AE: I would hope so. In all of my work, it is my goal to present things and have the viewer be triggered to question their own beliefs, their own views, their own need to label things in the world around them. In BITDBITN, I don’t speak that much about my own stance on the death penalty or solitary confinement, but presenting the information (either on the wall or in a book) asks the viewer to contemplate their own stance on the subjects. I’ve seen people in that space of contemplation while looking at my work, some more emotional than others. I know it’s a heavy, heavy subject and I’ve gotten enough reaction to feel that it does indeed leave space for contemplation. I’m humbled by it every time I witness it because it’s not just a reaction to my work, but a reaction to much larger topics. If my work can do that, I feel like it has purpose.

ZJM: What’s next for you?

AE: I’ve been really enjoying returning to portraiture.  It’s a huge passion for me.   I’ve been spending the past year making small trips to Georgia to make portraits that shake up stereotypes that surround masculinity in the South.  It’s all very new, so that’s all I can really share for now.  But I am excited with the way it’s shaping up and can’t wait to shoot more.

ZJM: Thank you for taking the time to share some of your insights with us, Amy.

AE: Thank you!

 

To purchase a copy of Black Is The Day, Black Is The Night and to view more of Amy's work, please visit her website

14 Explosions, September 22, 2009 6:22 p.m. A piece created as a reaction to a penpal’s execution by lethal injection, which went through September 22, 2009 6:22 p.m. His first letter came less than four months before his death. In a poem he once wrote - “Metamorphosis is complete, illustrious beauty, unique.”

14 Explosions, September 22, 2009 6:22 p.m.

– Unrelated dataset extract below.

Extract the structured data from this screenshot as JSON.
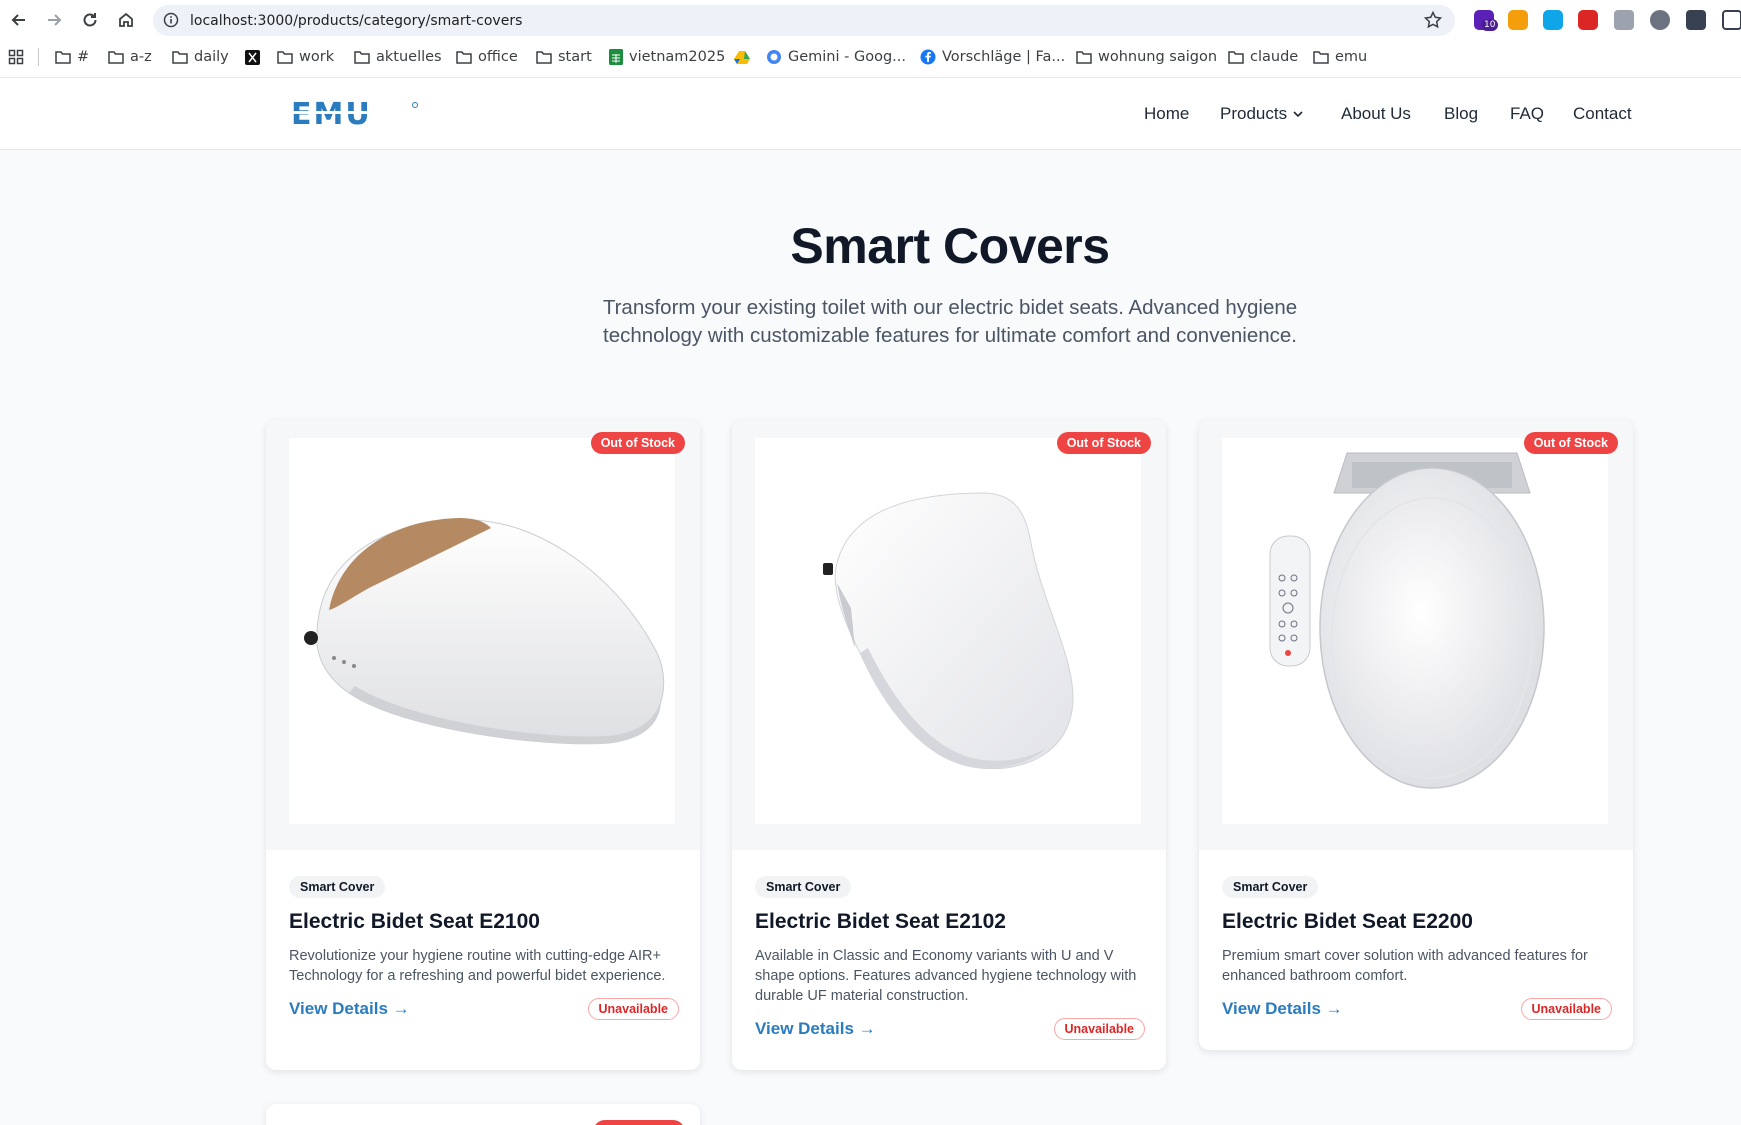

A piece created as a reaction to a penpal’s execution by lethal injection, which went through September 22, 2009 6:22 p.m. His first letter came less than four months before his death. In a poem he once wrote - “Metamorphosis is complete, illustrious beauty, unique.”

 
 
 
 
 

All images © Amy Elkins